“The government used to see rock fans as something akin to devastating flood or an invasion of savage beasts,”said Zang Fan, the music festival’s organizer.
A handful of whose events have been canceled by bureaucrats since he pioneered the Chinese Music festival in 2000. “Now we’re all part of the nation’s quest for a harmonious society.”
Through their music performers criticized the country’s leaders, students sold anti government t-shirts and unruly heavy metal fans torching a Japanese flag adorned with expletives.
The music festival organizer himself nor a number of musicians are not complaining who have a finally way of monetizing their talents.
The shift in official policy, among them are state backed companies who are paying to get their logos shown across such event that has led to proliferate more music festivals across China.
At the Midi Music Festival, China’s oldest and boldest assembly of rock, funk, punk and electronica has happened thus allowing musicians to perform their thing in China.
The event was a four day free for all of Budweiser camping and crowd surfing. It was sponsored by the local Communist Party, which spent US$ 2.10 million dollars to turn cornfields into festival grounds, pay the growling punk, rock bands and clean up the rubbish left by the 80,000 crowd.
In 2008, there were five multiday concerts, mostly all in Beijing. This year of 2010, there have already been more than sixty, from the northern grasslands of Inner Mongolia to the southern islands of Yunnan Province.
The festival have been staged with the sponsor of the local governments that have come to realize that the youth rockers are not interested in ending up one party rule which is China’s present form of government.
The government has seen that such youth’s interest is indeed in their favor and besides festivals can deliver something that even propagandists cannot, and that is its coolness.
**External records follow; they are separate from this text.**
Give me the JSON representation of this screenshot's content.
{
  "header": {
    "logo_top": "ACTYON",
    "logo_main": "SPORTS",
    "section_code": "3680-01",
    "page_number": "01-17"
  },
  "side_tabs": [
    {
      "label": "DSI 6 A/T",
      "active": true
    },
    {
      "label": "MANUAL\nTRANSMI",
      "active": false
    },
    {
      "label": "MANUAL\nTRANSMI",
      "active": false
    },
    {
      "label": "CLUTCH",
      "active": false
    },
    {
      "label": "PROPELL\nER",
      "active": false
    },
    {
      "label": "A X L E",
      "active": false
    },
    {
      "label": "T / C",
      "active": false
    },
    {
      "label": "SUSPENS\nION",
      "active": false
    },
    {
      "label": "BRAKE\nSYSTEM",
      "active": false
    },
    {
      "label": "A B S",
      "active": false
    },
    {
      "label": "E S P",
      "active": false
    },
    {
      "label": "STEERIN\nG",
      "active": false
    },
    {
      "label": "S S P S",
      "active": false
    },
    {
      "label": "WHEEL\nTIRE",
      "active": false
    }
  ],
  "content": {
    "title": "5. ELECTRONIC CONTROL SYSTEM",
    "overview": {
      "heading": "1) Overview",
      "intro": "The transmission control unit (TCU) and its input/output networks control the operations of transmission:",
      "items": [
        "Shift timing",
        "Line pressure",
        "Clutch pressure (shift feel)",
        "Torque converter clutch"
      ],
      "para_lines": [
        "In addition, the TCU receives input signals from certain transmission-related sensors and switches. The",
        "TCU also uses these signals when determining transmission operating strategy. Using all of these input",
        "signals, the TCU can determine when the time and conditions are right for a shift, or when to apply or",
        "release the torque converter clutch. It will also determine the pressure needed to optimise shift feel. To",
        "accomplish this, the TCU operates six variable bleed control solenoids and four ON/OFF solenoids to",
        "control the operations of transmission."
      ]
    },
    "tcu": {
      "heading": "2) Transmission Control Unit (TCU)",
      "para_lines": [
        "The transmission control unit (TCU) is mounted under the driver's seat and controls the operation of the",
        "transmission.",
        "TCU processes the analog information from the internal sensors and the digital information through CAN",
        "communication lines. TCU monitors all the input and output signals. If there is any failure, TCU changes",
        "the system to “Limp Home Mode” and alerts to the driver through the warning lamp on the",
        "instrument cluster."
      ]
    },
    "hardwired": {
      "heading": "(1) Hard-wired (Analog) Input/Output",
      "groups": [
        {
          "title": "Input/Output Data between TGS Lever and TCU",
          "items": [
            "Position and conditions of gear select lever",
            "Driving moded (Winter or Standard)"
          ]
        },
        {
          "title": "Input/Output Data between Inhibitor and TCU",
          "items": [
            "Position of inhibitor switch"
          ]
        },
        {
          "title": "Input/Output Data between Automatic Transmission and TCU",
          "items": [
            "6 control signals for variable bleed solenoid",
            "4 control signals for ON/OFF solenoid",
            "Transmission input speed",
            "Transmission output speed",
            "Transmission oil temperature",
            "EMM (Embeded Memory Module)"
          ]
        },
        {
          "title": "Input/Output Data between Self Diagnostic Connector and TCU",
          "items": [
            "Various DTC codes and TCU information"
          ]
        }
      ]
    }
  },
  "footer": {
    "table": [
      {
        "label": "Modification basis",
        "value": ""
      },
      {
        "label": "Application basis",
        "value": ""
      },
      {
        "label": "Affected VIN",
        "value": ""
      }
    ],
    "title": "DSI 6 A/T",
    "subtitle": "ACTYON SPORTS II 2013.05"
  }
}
However, to skeptics the government is trying to co-opt youth culture.